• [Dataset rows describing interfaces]

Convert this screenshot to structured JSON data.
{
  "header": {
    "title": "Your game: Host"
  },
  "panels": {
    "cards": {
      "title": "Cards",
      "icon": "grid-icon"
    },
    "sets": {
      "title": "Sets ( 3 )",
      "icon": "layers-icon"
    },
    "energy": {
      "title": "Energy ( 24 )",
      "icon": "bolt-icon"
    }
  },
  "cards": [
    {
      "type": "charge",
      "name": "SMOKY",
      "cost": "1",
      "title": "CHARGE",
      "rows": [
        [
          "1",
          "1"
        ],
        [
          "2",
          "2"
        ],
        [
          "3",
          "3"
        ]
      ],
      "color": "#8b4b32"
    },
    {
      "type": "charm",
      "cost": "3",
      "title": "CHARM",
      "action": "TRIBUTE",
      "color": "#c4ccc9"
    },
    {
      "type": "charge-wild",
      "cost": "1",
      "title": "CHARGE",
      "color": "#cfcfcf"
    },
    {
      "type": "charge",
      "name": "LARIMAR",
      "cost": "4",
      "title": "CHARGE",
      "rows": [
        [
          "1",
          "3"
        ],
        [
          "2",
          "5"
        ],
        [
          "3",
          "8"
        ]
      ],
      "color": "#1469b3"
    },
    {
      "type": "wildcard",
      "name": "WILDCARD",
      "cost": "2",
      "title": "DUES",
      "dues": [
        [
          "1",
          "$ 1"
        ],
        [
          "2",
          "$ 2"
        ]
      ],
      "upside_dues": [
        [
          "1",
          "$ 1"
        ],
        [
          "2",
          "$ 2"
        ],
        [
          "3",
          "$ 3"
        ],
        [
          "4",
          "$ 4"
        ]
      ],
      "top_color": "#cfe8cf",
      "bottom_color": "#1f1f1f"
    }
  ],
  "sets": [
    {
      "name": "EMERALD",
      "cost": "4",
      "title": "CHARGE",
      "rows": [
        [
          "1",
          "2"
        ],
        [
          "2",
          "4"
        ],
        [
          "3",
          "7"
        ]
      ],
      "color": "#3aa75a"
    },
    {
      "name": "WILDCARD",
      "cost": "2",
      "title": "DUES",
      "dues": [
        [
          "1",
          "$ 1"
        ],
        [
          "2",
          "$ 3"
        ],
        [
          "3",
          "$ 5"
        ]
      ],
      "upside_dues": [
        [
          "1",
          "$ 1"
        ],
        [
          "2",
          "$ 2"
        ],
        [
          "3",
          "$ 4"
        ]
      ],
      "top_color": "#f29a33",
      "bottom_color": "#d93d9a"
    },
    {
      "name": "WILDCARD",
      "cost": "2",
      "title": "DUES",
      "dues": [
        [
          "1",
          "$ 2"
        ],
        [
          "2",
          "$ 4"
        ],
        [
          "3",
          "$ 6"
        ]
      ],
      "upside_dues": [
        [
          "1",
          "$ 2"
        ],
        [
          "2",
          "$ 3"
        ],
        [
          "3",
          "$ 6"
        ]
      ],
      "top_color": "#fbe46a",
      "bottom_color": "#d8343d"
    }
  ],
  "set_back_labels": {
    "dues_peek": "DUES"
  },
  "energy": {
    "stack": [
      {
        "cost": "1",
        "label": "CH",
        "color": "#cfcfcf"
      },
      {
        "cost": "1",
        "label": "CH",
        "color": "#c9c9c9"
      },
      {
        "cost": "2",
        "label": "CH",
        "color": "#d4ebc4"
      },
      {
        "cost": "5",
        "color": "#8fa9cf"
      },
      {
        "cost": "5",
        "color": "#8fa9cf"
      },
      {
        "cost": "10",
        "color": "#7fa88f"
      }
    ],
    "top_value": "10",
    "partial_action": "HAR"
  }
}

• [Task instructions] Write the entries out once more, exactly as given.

• [Result below]
Convert this screenshot to structured JSON data.
{
  "header": {
    "title": "Your game: Host"
  },
  "panels": {
    "cards": {
      "title": "Cards",
      "icon": "grid-icon"
    },
    "sets": {
      "title": "Sets ( 3 )",
      "icon": "layers-icon"
    },
    "energy": {
      "title": "Energy ( 24 )",
      "icon": "bolt-icon"
    }
  },
  "cards": [
    {
      "type": "charge",
      "name": "SMOKY",
      "cost": "1",
      "title": "CHARGE",
      "rows": [
        [
          "1",
          "1"
        ],
        [
          "2",
          "2"
        ],
        [
          "3",
          "3"
        ]
      ],
      "color": "#8b4b32"
    },
    {
      "type": "charm",
      "cost": "3",
      "title": "CHARM",
      "action": "TRIBUTE",
      "color": "#c4ccc9"
    },
    {
      "type": "charge-wild",
      "cost": "1",
      "title": "CHARGE",
      "color": "#cfcfcf"
    },
    {
      "type": "charge",
      "name": "LARIMAR",
      "cost": "4",
      "title": "CHARGE",
      "rows": [
        [
          "1",
          "3"
        ],
        [
          "2",
          "5"
        ],
        [
          "3",
          "8"
        ]
      ],
      "color": "#1469b3"
    },
    {
      "type": "wildcard",
      "name": "WILDCARD",
      "cost": "2",
      "title": "DUES",
      "dues": [
        [
          "1",
          "$ 1"
        ],
        [
          "2",
          "$ 2"
        ]
      ],
      "upside_dues": [
        [
          "1",
          "$ 1"
        ],
        [
          "2",
          "$ 2"
        ],
        [
          "3",
          "$ 3"
        ],
        [
          "4",
          "$ 4"
        ]
      ],
      "top_color": "#cfe8cf",
      "bottom_color": "#1f1f1f"
    }
  ],
  "sets": [
    {
      "name": "EMERALD",
      "cost": "4",
      "title": "CHARGE",
      "rows": [
        [
          "1",
          "2"
        ],
        [
          "2",
          "4"
        ],
        [
          "3",
          "7"
        ]
      ],
      "color": "#3aa75a"
    },
    {
      "name": "WILDCARD",
      "cost": "2",
      "title": "DUES",
      "dues": [
        [
          "1",
          "$ 1"
        ],
        [
          "2",
          "$ 3"
        ],
        [
          "3",
          "$ 5"
        ]
      ],
      "upside_dues": [
        [
          "1",
          "$ 1"
        ],
        [
          "2",
          "$ 2"
        ],
        [
          "3",
          "$ 4"
        ]
      ],
      "top_color": "#f29a33",
      "bottom_color": "#d93d9a"
    },
    {
      "name": "WILDCARD",
      "cost": "2",
      "title": "DUES",
      "dues": [
        [
          "1",
          "$ 2"
        ],
        [
          "2",
          "$ 4"
        ],
        [
          "3",
          "$ 6"
        ]
      ],
      "upside_dues": [
        [
          "1",
          "$ 2"
        ],
        [
          "2",
          "$ 3"
        ],
        [
          "3",
          "$ 6"
        ]
      ],
      "top_color": "#fbe46a",
      "bottom_color": "#d8343d"
    }
  ],
  "set_back_labels": {
    "dues_peek": "DUES"
  },
  "energy": {
    "stack": [
      {
        "cost": "1",
        "label": "CH",
        "color": "#cfcfcf"
      },
      {
        "cost": "1",
        "label": "CH",
        "color": "#c9c9c9"
      },
      {
        "cost": "2",
        "label": "CH",
        "color": "#d4ebc4"
      },
      {
        "cost": "5",
        "color": "#8fa9cf"
      },
      {
        "cost": "5",
        "color": "#8fa9cf"
      },
      {
        "cost": "10",
        "color": "#7fa88f"
      }
    ],
    "top_value": "10",
    "partial_action": "HAR"
  }
}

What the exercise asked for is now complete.